“As we always do before important dates like the anniversary of 9/11, we will undoubtedly get more reporting in the coming days.
“Sometimes this reporting is credible and warrants intense focus, other times it lacks credibility and is highly unlikely to be reflective of real plots under way. Regardless, we take all threat reporting seriously, and we have taken, and will continue to take all steps necessary to mitigate any threats that arise. We continue to ask the American people to remain vigilant as we head into the weekend.”
The Telegraph reports that three people who recently entered the country, one of them a US citizen, are urgently being investigated by security officials over a potential plot to detonate vehicle bombs, possibly on bridges or tunnels.
Early reports indicated that attention was being focused on two missing rental trucks in Kansas City, Missouri, but these were later said to have been discovered and ruled out as a threat.
Notes sezied in the US raid on the Pakistani hideout of Osama bin Laden, the former al-Qaeda leader, in May, indicated that the terrorist network had discussed the possibility of attacks to coincide with Sunday’s anniversary. A strike against American trains was suggested.

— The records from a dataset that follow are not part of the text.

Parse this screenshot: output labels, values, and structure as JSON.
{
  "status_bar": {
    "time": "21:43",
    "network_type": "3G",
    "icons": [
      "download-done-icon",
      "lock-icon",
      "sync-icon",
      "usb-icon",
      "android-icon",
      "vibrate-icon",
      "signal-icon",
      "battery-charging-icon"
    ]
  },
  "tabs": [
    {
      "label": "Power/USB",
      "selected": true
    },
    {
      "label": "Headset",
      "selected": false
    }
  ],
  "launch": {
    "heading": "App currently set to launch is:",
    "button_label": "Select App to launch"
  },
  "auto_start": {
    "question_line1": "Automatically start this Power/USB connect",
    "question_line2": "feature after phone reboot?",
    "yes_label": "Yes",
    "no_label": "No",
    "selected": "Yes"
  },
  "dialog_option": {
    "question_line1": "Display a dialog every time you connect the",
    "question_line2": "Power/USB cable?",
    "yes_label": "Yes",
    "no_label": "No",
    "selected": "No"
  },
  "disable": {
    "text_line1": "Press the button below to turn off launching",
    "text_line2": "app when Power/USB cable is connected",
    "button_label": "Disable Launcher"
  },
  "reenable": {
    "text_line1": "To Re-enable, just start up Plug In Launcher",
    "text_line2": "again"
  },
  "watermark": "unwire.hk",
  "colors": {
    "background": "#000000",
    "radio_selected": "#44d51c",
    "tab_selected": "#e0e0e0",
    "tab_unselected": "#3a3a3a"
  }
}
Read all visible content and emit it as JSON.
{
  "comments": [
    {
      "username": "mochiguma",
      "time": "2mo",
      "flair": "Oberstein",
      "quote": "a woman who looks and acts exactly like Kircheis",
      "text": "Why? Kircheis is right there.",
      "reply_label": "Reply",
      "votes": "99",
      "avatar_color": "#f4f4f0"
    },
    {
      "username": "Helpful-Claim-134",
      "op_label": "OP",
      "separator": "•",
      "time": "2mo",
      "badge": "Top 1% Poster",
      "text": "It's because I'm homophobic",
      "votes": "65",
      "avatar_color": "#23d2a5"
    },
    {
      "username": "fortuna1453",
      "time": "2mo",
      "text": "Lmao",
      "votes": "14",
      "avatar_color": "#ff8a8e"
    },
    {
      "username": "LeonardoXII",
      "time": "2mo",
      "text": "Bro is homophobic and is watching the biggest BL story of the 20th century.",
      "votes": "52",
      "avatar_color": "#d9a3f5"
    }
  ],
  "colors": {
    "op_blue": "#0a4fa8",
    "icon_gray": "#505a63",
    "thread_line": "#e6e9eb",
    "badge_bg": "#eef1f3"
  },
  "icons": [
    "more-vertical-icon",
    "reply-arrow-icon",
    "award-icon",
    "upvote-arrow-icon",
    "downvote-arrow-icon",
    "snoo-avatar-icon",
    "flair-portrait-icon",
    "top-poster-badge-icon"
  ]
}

The suspected threat came as America prepared to mark the anniversary of 9/11 with a series of events commemorating the nearly 3,000 people who died when hijackers crashed planes into the World Trade Centre in New York, the Pentagon, and a field in rural Pennsylvania.
The largest event will be the reading of victims’ names at Ground Zero in Manhattan. It will be attended by many victims’ family members, Mr Obama, former president George W. Bush, and Mr Bloomberg.
Although there have been no attacks on the scale of 9/11 in the United States in the 10 years since, the nation has been on heightened alert amid a series of foiled and failed attacks. [via The Telegraph, Reuters and The Guardian]